Meanwhile, a “zany” (read: dumb) group of Freddy’s foul-mouthed punk rocker friends decide to hang out in the conveniently adjacent graveyard (unsubtly called Resurrection Cemetery) where one of them (cult legend Linnea Quigley) – for reasons all her own – strips completely naked and rives around the tombstones gyrating against her curiously not-freaked-out friends. She is then content to stay fully exposed for the remainder of the film… classy!

Forgive my disparaging tone, there are touches of genius present: Frank and Freddy’s slow deterioration into the undead while blood pools in their bodies, rigor mortis sets in and paramedics remain baffled as to why they can’t hear a heartbeat is fiendishly original, while the manner in which the “virus” is spread by the smoke from an incinerated ghoul at the morgue sparking a toxic storm which then soaks into the cemetery’s soil is also unique.

Furthermore, the special effects are outstandingly twisted and impressively meticulous for a mid-budget mid-80’s production. Of particular note is the reanimated upper-body of a skeletal old woman whose severed spinal cord keeps flailing around the table and the infamous “Tarman” zombie who crawled out of the catalytic barrel and shambles about as if he is about to break in two.

However, this just isn’t the film I was expecting and it doesn’t hold a candle to even the weakest of Romero’s series. Loud, brash, crude and down-right peculiar, Return desperately wants to be laughed at, with the display butterflies and anatomy-demonstration “split dogs” in the supply warehouse also coming back to life. This kind of out-and-out wackiness may suit a post-pub audience who are looking for something stoopidly fun and brain-dead, but it just infuriated me that nothing was taken seriously while people were killed and the world went to hell.

I mean, what was the purpose of the opening title card declaring that everything on-screen really happened, when the filmmakers purposefully went for a luridly inauthentic slapstick tone? They even allude, in the opening scene, to the “writer” of Night of the Living Dead (but fail to mention him by name) when they knew there were two of them – or were they just being facetious about Russo’s often whitewashed involvement?

Further attempts to set this film apart see great – and, in my opinion, unfavourable – amendments to Night’s zombie lore… these zombies aren’t flesh-eaters, they feast on brains to overcome the pain of their death. Furthermore, they have overcome their rigor mortis and can run for their lunch, while only complete obliteration – rather than simply destroying the brain (“But it worked in the film!” Freddy cries when even beheading won’t do the trick) – will stop their inexorable pursuit for “Brains… More brains!”

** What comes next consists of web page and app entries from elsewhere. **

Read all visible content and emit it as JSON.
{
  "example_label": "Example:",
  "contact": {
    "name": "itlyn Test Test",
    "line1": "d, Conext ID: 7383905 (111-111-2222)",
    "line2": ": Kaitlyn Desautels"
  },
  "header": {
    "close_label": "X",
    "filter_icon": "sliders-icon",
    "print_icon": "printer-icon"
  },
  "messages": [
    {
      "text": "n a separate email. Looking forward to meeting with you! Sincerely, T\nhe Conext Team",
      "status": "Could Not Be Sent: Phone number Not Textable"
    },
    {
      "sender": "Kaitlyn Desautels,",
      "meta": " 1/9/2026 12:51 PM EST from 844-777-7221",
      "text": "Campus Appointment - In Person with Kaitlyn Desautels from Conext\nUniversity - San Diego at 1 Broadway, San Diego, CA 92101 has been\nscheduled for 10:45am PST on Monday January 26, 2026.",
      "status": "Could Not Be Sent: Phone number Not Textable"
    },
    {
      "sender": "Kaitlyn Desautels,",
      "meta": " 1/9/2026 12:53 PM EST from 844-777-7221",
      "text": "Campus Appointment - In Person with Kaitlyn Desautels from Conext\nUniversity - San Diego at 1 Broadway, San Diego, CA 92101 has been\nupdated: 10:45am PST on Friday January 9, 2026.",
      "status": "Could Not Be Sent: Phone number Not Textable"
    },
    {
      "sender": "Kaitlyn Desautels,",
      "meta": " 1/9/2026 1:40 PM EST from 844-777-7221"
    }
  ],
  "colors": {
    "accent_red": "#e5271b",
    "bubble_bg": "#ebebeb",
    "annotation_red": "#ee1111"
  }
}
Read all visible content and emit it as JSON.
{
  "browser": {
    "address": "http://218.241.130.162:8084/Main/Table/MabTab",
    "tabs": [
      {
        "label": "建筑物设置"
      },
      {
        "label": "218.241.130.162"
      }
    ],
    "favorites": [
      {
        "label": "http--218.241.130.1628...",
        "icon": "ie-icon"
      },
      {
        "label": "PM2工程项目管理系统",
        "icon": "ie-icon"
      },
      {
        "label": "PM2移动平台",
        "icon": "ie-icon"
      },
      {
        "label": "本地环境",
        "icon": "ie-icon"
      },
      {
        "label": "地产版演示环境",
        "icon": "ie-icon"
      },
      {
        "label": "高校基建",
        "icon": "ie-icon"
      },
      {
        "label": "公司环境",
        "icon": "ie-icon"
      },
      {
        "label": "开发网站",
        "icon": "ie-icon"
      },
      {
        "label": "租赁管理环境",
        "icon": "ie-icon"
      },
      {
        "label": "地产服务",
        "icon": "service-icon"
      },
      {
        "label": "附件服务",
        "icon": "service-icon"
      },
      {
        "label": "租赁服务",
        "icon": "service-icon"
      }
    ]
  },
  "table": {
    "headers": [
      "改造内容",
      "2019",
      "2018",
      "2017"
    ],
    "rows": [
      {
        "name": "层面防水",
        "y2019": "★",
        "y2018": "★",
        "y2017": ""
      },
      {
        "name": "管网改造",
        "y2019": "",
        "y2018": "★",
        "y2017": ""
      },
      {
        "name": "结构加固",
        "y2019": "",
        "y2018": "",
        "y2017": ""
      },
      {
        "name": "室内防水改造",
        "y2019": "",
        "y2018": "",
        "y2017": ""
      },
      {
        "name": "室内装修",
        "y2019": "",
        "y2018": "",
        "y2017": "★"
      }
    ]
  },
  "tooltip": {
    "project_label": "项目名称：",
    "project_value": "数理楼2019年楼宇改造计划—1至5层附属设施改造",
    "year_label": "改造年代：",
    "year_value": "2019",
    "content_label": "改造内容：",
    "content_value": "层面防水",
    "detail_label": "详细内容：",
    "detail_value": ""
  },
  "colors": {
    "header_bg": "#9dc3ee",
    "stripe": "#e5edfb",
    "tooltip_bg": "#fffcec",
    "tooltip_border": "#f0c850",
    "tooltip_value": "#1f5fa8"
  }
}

Finally (and worst of all), these ghouls can talk!! This instantly diminishes the terror of the situation as it often feels like they are stepping out of character of the brain-dead, inhuman “other” – such as when the tactical zombies set up an ambush to ensnare more paramedics by radioing through the command “Send more brains!”, while the animatronic “half-corpse” is happy to hold an entire conversation with her human prey to provide a handy insight into the mind of the living dead!!

 

What also gnaws at me slightly is Russo’s repeated admissions in the interviews and documentaries present on the well-stocked 2012 “Limited Special Edition” Blu-ray that he and Romero never fell out and they are still friends despite the rivalry and legal wrangles which arose following their Night together. Yet Russo still finds extreme delight in Return’s initial box office triumph over Day of the Dead some 28 years earlier as if this somehow makes him victorious! He can deny it all he wants, but he just comes off as bitter that Romero got all the glory, without realising that the final much rewritten Return scarcely resembles his original plot in the slightest.

IN SHORT: A bewilderingly cheesy tour-de-force which is all too happy to cannibalise its own genre, The Return of the Living Dead may have its own cult of admirers, but I’m not among the throng. Russo should have stuck with his original staid plot rather than allowing other scribes to go for cheap laughs… Superb SFX, though.